Segment Open
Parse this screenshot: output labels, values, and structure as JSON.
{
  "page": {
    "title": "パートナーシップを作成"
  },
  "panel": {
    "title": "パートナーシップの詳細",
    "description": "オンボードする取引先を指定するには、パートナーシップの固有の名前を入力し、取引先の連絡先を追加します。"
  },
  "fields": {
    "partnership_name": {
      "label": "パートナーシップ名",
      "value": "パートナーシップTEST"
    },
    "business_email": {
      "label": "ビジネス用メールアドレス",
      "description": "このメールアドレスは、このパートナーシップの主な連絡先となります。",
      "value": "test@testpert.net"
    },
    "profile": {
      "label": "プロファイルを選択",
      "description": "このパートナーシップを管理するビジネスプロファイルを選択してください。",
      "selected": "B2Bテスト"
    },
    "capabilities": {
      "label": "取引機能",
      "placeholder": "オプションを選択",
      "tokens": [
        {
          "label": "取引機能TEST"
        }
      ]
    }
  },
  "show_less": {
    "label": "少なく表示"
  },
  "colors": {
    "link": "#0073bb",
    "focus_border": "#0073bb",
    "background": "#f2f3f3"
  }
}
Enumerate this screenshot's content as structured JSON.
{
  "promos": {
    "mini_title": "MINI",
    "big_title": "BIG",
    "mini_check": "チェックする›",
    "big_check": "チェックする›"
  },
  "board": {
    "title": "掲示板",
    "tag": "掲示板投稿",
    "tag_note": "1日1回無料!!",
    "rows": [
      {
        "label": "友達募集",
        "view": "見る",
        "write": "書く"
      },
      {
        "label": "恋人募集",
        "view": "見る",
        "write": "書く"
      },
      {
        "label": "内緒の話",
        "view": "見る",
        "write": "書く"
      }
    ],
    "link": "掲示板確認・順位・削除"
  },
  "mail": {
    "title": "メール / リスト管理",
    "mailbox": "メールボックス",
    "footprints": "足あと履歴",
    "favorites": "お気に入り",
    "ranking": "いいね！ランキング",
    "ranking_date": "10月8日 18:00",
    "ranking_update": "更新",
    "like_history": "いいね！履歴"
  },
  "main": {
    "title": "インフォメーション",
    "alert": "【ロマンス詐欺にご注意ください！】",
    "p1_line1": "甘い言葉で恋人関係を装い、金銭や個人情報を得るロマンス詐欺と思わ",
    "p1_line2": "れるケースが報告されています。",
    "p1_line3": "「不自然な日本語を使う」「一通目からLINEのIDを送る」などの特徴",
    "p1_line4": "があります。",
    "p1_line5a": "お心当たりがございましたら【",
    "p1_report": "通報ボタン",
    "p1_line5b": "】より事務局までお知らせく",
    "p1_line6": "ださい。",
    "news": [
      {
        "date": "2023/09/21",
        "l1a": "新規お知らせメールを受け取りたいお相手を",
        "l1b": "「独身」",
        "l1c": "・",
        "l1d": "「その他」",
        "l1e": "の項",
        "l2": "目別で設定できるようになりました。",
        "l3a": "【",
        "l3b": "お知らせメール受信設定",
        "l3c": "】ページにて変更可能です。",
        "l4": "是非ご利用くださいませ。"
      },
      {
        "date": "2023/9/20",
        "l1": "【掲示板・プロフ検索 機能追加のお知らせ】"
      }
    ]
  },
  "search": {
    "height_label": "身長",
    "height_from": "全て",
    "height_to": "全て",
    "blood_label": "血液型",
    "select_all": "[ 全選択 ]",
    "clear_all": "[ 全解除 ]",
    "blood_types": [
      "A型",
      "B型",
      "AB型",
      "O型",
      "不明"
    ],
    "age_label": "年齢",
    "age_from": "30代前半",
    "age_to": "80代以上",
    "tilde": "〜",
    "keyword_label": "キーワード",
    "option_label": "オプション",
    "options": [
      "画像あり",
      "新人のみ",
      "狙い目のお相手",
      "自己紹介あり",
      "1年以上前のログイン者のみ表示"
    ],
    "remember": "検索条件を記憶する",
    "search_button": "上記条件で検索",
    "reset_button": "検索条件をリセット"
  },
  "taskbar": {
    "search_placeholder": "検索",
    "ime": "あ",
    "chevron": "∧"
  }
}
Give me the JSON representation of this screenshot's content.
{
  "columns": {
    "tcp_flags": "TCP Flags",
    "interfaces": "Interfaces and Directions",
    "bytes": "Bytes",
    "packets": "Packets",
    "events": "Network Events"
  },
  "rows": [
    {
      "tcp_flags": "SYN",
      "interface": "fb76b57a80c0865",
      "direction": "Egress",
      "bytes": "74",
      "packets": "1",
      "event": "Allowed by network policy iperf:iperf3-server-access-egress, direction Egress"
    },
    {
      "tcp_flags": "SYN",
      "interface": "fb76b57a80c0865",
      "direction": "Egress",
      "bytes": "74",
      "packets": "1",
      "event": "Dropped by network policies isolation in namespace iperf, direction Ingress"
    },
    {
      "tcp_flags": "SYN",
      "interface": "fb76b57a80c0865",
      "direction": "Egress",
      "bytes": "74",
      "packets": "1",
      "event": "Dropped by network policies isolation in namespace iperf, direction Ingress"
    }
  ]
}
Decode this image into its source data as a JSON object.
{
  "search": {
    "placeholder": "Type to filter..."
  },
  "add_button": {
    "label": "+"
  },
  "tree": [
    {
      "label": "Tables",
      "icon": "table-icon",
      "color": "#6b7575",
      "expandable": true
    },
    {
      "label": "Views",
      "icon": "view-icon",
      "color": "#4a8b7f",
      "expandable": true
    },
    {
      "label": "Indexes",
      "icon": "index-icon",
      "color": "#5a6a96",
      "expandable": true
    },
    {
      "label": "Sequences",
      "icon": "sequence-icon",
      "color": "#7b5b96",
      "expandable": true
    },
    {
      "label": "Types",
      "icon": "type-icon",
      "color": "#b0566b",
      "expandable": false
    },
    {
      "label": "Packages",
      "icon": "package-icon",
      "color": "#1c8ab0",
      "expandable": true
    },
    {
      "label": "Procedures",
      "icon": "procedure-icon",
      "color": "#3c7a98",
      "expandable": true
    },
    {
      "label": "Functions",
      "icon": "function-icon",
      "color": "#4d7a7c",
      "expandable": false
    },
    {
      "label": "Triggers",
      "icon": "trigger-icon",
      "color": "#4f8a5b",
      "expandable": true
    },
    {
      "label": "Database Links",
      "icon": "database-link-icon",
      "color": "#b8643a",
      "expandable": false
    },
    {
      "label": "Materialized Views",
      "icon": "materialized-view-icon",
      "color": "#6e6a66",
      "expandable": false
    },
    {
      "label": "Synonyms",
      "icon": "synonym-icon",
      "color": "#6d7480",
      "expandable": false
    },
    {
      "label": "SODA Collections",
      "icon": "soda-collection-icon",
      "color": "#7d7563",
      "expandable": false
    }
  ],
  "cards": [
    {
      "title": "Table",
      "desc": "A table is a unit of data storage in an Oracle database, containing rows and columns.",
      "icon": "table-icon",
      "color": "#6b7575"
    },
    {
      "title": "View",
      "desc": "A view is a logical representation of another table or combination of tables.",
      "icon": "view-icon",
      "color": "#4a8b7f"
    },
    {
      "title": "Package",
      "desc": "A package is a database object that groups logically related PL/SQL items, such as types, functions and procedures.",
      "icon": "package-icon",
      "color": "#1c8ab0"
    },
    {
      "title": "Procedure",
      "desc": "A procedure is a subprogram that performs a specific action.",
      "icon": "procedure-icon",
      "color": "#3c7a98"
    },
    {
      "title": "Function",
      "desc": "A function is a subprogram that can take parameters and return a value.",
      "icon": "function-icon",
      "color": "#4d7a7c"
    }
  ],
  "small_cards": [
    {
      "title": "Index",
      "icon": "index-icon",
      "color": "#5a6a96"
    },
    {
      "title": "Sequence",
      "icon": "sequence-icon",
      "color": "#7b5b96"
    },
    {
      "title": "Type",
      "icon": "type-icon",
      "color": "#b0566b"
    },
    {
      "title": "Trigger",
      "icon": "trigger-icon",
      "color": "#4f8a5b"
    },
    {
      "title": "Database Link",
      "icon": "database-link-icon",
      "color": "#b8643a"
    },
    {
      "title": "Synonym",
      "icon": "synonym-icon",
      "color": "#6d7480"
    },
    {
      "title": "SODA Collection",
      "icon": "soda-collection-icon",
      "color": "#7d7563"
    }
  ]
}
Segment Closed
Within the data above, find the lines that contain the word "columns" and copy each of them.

▶ _Response box_
  "columns": {
      "desc": "A table is a unit of data storage in an Oracle database, containing rows and columns.",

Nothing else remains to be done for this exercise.